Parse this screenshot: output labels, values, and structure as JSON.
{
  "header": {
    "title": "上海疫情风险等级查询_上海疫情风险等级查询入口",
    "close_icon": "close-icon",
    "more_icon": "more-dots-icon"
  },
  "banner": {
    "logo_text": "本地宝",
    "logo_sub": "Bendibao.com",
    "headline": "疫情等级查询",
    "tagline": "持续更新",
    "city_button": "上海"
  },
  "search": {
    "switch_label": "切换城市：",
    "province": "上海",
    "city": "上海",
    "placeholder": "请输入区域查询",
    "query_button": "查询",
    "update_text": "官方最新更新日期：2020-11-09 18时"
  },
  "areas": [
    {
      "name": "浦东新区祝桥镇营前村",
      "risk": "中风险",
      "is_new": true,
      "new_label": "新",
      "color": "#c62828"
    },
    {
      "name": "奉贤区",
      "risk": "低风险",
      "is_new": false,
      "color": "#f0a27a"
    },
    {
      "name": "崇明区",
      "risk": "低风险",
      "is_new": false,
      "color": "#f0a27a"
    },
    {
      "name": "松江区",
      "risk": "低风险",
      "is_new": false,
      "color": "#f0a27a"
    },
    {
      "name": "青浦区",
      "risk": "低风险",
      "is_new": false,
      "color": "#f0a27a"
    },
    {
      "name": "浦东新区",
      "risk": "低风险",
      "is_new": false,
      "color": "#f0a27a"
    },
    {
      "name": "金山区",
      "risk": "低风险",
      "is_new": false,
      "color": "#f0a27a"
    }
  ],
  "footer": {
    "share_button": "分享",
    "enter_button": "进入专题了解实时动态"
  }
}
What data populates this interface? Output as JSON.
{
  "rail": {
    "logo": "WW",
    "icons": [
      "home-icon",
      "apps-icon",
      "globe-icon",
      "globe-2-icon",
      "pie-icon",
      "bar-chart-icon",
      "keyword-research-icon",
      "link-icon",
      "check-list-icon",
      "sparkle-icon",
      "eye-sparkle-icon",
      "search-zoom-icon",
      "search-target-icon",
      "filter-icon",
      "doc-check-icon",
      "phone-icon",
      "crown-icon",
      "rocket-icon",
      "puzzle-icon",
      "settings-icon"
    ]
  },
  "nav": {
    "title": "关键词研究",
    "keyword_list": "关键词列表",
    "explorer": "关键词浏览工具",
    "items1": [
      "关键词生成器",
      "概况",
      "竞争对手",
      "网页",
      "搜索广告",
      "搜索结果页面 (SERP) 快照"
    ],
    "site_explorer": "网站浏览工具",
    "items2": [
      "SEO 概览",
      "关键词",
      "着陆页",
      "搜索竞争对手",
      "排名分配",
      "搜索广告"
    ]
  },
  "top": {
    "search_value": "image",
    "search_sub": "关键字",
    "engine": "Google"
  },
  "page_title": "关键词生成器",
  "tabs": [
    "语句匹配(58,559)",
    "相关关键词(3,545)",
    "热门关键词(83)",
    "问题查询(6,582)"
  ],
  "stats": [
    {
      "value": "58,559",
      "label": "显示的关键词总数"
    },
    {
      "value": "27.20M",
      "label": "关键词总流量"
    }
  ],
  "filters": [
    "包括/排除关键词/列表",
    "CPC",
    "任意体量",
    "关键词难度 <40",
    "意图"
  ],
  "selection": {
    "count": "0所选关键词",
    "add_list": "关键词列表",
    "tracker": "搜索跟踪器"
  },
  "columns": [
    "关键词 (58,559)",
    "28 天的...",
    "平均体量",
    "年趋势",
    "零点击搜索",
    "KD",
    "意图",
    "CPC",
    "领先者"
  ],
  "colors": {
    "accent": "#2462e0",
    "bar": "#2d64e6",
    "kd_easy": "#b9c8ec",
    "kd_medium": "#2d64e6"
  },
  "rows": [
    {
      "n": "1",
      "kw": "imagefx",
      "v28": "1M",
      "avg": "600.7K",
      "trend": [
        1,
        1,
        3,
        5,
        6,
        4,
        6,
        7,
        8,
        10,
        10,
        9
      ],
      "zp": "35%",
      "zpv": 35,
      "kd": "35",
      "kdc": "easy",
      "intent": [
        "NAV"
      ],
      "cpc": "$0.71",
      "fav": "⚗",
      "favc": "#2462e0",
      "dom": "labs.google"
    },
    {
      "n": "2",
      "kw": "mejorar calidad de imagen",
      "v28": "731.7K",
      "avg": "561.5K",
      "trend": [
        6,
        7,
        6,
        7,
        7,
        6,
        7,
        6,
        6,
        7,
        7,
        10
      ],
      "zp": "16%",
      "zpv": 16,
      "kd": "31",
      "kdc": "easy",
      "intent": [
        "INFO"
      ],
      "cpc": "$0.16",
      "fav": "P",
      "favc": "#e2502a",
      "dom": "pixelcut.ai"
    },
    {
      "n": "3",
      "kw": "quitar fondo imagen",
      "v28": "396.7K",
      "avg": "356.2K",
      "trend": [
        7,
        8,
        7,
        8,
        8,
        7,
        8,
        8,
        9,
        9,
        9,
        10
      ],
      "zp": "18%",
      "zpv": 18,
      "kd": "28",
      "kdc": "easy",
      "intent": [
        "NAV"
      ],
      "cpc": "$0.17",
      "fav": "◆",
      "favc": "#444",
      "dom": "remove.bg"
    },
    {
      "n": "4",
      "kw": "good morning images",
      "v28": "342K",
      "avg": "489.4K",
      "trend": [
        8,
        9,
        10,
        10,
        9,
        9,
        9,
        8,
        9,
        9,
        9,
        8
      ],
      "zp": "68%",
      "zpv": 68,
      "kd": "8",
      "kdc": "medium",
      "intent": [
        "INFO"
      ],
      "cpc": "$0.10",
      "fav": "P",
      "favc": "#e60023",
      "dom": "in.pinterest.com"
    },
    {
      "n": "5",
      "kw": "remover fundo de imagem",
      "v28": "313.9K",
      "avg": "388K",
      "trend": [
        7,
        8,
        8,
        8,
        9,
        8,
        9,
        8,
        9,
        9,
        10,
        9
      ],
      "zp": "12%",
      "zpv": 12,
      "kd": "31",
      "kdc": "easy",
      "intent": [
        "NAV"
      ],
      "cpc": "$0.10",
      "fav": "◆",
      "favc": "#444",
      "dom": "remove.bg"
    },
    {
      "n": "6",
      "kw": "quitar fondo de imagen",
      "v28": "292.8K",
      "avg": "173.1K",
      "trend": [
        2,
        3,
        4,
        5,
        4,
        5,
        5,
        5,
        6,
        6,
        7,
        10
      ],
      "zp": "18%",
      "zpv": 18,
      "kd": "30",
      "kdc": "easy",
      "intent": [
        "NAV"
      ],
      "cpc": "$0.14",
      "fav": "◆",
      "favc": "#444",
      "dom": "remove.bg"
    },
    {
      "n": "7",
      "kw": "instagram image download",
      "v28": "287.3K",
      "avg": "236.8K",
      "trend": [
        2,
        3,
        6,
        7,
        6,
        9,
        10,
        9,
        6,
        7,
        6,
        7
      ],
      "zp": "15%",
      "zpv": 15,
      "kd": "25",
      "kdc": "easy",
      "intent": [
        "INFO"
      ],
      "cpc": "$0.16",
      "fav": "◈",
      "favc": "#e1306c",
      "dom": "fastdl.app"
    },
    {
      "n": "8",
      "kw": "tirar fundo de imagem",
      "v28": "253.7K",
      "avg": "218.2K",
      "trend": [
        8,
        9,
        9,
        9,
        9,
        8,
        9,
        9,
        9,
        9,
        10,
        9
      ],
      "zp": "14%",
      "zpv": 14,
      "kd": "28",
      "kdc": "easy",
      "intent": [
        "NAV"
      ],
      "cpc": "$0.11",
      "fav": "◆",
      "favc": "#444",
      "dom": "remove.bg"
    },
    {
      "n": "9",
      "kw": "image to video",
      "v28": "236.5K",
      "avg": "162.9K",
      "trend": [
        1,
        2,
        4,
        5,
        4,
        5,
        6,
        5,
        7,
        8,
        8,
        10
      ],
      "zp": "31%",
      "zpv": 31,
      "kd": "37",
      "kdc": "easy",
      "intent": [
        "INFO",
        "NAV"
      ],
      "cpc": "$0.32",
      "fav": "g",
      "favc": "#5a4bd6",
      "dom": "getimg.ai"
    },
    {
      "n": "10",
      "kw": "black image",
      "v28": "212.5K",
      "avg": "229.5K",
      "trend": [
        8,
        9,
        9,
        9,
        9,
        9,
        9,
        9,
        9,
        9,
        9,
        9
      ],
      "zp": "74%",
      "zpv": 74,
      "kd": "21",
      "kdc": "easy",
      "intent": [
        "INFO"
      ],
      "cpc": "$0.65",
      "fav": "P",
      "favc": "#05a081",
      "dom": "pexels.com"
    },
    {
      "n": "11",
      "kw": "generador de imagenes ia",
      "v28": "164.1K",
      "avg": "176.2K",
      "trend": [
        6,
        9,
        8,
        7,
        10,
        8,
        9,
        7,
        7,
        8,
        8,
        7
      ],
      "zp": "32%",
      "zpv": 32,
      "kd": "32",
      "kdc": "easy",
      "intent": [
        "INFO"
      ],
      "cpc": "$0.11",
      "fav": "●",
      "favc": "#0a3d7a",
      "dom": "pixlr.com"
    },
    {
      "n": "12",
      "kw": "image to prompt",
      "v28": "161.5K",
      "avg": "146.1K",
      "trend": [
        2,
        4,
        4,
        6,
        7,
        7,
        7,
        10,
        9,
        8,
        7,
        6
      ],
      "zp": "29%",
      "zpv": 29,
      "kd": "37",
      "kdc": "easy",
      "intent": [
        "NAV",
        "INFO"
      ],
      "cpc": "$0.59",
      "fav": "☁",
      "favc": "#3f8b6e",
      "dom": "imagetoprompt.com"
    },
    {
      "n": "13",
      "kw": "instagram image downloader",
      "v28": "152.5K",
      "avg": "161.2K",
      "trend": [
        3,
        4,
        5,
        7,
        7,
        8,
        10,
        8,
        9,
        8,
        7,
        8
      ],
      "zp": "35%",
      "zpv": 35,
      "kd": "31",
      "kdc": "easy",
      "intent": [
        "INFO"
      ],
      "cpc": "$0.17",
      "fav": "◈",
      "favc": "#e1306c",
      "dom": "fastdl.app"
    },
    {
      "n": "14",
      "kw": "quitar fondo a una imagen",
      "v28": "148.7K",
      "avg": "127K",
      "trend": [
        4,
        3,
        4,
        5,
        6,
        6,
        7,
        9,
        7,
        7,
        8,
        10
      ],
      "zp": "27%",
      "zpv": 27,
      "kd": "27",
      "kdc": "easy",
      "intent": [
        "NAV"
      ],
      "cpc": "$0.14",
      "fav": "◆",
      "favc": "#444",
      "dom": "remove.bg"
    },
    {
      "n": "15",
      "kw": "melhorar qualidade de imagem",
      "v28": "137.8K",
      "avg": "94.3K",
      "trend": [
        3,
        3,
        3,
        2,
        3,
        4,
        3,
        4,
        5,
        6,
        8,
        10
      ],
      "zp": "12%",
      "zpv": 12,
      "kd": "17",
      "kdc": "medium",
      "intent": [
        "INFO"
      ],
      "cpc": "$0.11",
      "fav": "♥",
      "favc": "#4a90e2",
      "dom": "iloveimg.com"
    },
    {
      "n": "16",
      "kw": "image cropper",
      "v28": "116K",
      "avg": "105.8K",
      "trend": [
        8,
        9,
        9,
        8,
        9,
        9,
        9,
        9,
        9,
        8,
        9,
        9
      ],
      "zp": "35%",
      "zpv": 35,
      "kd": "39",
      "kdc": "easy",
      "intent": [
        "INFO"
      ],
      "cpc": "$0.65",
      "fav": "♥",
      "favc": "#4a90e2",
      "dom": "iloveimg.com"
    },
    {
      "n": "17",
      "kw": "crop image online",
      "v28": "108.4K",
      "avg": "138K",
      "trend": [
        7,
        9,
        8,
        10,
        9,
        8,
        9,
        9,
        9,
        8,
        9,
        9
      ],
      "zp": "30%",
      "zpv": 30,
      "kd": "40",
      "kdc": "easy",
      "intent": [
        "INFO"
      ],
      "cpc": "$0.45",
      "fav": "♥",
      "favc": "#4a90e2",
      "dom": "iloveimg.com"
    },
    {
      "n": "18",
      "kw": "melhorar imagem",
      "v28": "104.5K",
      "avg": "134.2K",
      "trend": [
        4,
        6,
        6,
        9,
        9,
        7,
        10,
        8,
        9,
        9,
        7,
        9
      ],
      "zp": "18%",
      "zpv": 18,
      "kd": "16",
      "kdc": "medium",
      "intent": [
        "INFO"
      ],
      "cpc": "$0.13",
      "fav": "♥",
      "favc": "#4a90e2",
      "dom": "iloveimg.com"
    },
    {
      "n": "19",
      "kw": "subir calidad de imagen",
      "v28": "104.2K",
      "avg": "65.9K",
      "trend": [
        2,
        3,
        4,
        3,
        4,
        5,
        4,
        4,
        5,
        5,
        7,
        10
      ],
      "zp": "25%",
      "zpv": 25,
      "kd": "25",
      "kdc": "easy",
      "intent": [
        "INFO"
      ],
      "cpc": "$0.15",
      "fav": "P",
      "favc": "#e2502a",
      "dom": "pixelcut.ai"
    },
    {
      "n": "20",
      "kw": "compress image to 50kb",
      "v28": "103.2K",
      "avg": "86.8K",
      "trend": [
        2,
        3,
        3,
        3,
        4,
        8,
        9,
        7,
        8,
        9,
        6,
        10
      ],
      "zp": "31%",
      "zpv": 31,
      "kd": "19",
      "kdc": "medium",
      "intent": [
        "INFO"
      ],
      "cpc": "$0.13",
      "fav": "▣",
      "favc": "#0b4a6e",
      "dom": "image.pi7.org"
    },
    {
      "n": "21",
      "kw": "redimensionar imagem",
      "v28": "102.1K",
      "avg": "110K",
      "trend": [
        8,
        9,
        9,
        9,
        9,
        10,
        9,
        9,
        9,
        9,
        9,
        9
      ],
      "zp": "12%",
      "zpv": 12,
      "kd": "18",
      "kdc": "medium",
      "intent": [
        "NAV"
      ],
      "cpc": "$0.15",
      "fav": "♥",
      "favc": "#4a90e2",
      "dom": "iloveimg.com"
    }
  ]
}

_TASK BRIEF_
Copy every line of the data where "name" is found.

_THE COMPLETED TASK_
      "name": "浦东新区祝桥镇营前村",
      "name": "奉贤区",
      "name": "崇明区",
      "name": "松江区",
      "name": "青浦区",
      "name": "浦东新区",
      "name": "金山区",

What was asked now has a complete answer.